■ Your task
Review the material and extract every line in which the word "this" occurs.
--------------------------------------------------
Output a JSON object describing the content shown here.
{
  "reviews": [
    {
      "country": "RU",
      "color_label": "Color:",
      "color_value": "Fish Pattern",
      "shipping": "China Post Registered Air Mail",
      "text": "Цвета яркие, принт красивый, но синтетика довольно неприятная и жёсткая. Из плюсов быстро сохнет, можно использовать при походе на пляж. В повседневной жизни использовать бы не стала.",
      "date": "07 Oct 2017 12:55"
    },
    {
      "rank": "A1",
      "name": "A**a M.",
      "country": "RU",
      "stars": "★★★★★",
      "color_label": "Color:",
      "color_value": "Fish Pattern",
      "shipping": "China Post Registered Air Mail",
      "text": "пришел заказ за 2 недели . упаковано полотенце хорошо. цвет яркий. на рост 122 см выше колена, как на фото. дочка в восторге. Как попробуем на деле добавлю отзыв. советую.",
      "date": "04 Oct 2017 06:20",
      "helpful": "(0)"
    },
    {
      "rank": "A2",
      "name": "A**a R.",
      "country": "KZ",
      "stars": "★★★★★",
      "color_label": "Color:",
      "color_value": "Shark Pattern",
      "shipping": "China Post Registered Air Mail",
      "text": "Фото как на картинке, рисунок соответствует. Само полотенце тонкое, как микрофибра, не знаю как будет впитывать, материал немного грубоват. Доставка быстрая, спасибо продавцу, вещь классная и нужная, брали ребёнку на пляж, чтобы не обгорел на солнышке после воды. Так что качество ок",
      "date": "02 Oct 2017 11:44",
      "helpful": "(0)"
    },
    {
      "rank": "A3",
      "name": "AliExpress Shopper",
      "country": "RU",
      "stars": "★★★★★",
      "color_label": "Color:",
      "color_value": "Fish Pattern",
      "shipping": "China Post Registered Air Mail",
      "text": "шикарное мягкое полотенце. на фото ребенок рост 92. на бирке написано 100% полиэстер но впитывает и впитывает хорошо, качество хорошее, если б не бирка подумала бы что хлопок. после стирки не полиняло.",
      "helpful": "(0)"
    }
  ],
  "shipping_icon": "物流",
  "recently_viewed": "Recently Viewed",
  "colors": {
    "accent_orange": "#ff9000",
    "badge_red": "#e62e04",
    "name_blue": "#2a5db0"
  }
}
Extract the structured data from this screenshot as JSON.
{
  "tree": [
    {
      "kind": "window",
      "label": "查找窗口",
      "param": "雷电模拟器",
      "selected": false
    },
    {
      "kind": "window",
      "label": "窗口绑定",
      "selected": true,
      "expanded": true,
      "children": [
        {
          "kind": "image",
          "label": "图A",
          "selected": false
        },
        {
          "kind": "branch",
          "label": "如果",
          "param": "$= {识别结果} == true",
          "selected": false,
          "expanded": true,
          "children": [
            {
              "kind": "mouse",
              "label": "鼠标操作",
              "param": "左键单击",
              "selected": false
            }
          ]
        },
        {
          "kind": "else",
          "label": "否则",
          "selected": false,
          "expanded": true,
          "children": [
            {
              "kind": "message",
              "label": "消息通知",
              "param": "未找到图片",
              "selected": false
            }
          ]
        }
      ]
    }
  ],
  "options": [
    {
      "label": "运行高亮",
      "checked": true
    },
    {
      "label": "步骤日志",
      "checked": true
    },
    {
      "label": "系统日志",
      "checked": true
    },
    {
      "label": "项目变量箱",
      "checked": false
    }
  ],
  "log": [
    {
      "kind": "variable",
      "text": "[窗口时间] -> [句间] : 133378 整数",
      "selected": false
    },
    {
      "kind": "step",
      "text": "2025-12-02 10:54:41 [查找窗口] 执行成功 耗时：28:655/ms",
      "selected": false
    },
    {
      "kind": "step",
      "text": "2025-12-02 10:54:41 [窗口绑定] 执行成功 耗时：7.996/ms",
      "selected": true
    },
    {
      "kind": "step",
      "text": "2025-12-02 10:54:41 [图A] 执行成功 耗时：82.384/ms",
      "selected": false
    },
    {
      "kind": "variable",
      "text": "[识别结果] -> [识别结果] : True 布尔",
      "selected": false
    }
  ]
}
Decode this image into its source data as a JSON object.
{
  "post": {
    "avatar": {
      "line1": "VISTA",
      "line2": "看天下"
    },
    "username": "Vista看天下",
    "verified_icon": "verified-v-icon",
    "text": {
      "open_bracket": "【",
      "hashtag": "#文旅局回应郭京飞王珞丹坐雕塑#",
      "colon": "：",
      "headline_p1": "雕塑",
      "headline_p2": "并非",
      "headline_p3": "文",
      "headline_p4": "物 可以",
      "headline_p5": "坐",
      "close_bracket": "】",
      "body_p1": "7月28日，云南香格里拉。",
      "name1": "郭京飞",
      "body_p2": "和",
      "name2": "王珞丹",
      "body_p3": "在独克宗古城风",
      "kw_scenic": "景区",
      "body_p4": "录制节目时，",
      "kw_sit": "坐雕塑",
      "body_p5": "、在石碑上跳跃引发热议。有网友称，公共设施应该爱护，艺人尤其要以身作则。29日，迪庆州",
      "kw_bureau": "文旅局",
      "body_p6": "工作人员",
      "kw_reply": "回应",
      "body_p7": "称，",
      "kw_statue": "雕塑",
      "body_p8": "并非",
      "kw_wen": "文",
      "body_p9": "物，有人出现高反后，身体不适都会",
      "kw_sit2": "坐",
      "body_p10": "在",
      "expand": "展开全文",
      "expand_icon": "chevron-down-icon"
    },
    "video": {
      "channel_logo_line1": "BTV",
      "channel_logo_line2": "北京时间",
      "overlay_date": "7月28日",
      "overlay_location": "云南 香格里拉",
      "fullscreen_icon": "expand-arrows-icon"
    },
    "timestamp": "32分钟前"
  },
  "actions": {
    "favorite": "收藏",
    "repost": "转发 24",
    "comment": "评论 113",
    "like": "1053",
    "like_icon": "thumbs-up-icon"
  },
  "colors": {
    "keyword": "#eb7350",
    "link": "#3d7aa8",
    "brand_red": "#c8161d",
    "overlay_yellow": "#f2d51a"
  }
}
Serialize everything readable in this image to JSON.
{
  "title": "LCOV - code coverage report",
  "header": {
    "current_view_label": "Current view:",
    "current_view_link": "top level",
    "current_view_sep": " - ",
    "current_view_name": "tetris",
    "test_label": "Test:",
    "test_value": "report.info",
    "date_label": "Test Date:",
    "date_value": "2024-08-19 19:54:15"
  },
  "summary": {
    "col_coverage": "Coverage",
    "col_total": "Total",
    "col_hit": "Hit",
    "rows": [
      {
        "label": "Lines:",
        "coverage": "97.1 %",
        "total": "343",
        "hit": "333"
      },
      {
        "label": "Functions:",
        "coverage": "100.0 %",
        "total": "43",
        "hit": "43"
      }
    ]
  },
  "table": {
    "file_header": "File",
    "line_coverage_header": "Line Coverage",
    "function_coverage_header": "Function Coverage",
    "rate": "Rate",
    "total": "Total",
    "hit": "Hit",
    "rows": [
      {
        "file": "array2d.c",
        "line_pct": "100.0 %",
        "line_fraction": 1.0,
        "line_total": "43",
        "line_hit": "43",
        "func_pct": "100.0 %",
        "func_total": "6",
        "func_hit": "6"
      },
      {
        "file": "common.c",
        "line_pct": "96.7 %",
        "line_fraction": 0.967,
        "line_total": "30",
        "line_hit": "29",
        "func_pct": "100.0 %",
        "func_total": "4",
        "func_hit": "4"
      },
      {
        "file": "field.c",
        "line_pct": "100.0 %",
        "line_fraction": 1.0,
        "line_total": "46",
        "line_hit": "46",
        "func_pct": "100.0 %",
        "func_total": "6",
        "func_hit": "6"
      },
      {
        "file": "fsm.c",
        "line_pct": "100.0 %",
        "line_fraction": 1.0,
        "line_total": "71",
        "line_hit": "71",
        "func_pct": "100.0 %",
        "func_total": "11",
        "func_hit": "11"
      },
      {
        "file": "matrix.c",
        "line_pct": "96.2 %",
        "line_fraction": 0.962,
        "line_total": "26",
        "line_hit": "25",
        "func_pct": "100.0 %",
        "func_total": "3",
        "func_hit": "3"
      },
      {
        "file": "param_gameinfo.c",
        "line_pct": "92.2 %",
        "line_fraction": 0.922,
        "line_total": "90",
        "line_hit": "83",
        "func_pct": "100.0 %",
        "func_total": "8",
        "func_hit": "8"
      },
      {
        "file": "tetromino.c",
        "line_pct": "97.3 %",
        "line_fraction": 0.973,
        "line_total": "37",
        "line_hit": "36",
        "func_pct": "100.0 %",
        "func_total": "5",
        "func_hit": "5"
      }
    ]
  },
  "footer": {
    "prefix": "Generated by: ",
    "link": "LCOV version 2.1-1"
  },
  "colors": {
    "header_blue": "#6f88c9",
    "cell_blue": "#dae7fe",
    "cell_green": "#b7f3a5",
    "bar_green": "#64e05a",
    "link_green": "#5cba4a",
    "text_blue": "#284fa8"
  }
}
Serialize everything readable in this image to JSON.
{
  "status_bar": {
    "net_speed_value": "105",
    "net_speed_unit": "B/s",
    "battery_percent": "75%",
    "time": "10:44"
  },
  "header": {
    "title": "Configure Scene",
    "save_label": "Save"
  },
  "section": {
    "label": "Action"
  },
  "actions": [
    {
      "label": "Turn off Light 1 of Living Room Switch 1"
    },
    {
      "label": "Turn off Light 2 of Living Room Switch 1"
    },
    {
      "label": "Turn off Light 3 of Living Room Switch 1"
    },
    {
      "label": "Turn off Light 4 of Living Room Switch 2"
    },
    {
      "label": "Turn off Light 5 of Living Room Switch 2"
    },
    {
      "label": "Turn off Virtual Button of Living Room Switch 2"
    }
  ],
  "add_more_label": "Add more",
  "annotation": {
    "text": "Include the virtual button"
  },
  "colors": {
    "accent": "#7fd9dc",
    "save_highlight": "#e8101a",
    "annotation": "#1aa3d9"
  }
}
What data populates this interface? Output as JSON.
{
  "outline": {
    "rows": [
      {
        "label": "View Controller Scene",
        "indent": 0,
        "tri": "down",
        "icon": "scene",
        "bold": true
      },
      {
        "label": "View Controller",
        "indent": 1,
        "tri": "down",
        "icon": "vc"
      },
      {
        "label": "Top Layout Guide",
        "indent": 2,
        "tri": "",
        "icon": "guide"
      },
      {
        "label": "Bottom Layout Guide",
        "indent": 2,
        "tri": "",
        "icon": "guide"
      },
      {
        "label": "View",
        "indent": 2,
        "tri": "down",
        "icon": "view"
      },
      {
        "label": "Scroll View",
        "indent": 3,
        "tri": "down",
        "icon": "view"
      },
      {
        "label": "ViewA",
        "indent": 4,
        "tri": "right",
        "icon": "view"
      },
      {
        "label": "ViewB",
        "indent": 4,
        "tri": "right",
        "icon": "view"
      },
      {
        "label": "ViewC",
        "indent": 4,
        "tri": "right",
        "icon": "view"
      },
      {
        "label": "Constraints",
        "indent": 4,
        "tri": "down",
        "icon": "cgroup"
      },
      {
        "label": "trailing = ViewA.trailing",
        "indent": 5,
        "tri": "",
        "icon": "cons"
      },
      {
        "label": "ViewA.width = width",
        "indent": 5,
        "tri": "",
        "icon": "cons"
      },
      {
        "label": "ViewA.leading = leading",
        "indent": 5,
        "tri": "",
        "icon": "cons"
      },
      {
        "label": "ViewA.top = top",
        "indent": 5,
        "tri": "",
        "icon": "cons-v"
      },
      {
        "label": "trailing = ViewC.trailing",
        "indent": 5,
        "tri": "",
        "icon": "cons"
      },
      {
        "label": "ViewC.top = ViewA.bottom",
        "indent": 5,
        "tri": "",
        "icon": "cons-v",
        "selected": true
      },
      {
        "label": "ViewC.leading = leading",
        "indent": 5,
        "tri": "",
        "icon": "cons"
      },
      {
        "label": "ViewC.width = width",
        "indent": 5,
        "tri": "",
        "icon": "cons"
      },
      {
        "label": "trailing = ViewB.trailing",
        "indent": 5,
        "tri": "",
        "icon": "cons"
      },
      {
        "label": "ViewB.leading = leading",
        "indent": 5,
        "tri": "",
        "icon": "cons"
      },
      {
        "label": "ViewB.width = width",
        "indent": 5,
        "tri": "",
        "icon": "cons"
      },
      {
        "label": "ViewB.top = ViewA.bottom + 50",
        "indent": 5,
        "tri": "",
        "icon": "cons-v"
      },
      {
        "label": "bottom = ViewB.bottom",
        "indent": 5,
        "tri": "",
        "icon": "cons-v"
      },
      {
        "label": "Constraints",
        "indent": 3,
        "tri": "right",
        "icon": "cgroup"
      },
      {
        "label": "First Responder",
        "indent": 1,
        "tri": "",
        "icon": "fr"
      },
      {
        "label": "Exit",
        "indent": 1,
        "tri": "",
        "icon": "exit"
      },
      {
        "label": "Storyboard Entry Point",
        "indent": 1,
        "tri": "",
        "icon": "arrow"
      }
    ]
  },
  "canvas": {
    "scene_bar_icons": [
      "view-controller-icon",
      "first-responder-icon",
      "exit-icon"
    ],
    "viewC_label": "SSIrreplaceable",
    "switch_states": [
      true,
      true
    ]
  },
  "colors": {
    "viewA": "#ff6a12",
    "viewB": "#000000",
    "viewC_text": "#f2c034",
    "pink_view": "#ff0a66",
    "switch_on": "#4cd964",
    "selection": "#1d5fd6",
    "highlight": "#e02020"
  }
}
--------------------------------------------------
■ Reply to the task
Extract the structured data from this screenshot as JSON.
Decode this image into its source data as a JSON object.
Serialize everything readable in this image to JSON.
Serialize everything readable in this image to JSON.
What data populates this interface? Output as JSON.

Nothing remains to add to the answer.